Greater social inclusivity can, at times, seem to take forever. It wasn’t until 1967, for instance, that bans on interracial marriages were finally declared unconstitutional in America. How appalling that such a hallmark of diversity would have taken so long. And yet a decade earlier, a mere 4% of surveyed Americans were in support of interracial marriages, a number that today stands at 87% approval. Clearly, progress has been made in a country whose citizens are often multiracial as well as in interracial marriages and relationships. How can the momentum for accepting people as they are be sustained in these divisive times? Soo Bong Peer’s suggestions are of both a personal and systemic nature, ranging from practicing greater empathy to having leaders dialogue more often with employees distinctly different in backgrounds, experiences and perspectives from themselves. One specific idea Peer suggests is that rather than lecture-style, lunch-n-learn sessions at company headquarters, why not try for Friday “movie lunches” instead! She cites as inspiration long-time movie critic Roger Ebert and his remark that “movies are like a machine that generates empathy.” If seeing is believing, then getting executives, managers and employees at large to see on screen lives lived in circumstances far different from their own might help enable a warmer, more inclusive spirit in corporate America.

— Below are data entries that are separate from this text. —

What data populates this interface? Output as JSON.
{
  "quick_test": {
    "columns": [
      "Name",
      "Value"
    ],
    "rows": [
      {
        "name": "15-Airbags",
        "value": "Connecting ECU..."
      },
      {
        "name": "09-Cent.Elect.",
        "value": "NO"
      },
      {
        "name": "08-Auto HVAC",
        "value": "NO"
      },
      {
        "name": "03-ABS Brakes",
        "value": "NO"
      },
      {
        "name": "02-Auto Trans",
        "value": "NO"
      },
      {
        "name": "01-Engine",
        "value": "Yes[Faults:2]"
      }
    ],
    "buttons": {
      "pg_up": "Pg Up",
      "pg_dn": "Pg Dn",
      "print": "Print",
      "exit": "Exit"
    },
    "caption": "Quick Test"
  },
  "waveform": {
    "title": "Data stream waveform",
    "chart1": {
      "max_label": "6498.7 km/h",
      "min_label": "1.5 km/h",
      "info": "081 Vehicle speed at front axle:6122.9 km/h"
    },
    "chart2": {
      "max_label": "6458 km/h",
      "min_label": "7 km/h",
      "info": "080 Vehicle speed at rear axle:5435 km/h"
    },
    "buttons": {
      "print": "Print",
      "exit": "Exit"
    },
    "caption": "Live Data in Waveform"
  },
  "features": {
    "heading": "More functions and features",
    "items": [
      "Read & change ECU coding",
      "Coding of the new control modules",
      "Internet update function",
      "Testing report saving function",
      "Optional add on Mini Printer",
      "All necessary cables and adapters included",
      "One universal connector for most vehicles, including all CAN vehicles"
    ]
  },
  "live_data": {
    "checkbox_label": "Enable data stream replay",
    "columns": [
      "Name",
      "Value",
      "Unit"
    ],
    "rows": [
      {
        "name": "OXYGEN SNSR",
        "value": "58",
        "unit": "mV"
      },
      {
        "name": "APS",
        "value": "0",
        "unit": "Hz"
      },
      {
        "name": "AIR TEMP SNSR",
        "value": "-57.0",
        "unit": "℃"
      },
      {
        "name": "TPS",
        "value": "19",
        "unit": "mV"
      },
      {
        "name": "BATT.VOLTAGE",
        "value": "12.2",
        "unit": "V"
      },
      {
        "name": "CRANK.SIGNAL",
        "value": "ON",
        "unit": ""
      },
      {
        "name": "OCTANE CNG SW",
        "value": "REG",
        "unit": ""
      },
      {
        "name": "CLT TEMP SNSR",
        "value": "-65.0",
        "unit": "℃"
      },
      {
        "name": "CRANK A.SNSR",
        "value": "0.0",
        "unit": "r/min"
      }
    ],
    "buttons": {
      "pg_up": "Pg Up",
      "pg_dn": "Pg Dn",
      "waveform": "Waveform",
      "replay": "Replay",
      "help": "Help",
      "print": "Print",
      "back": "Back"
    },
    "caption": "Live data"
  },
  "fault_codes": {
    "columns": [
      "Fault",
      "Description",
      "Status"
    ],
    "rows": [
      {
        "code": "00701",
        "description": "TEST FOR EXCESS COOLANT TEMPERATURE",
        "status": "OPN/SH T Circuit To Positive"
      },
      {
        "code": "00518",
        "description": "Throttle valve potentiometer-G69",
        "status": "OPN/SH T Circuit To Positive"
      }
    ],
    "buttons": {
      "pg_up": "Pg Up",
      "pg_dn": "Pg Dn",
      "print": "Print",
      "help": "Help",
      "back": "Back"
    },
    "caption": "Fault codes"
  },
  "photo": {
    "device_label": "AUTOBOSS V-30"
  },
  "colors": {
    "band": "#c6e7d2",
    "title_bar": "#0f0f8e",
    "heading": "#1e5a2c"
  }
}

Soo Bong Peer is a strategy consultant and executive coach for Fortune 500 companies. The daughter of a prominent South Korean general and ambassador to Mexico, she has lived in multiple countries, including the U.S. for the past 50 years.
Since the 1990s, the fade rate or inability of companies to stay ahead of their closest rivals, has gone from sustaining a lead, on average for 10 years, to now a single year. So focusing on innovation alone won’t suffice. A company that will survive and thrive must re-imagine every aspect of the its culture and operations in order to succeed. That re-imagining requires an open mind and an inquisitive spirit, not averse to surprises but instead, willing to embrace them. Who better than these two authors to take on that task? Martin Reeves is in his own words a “failed” musician and biologist turned businessperson, and Jack Fuller is versed in philosophical theology. Together, they are a perfect team for exploring how organizations can even change their very “souls”.
Martin Reeves is a Senior Partner and Managing Director at BCG, i.e., the Boston Consulting Group. He’s also the Chairman of the BCG Henderson Institute, BCG’s internal think tank. Jack Fuller is a former special project manager at the BCG Henderson Institute, and the founder of Casati Health, a company that re-imagines mental and physical health. He’s a Rhodes Scholar with a background that combines neuroscience and philosophical theology.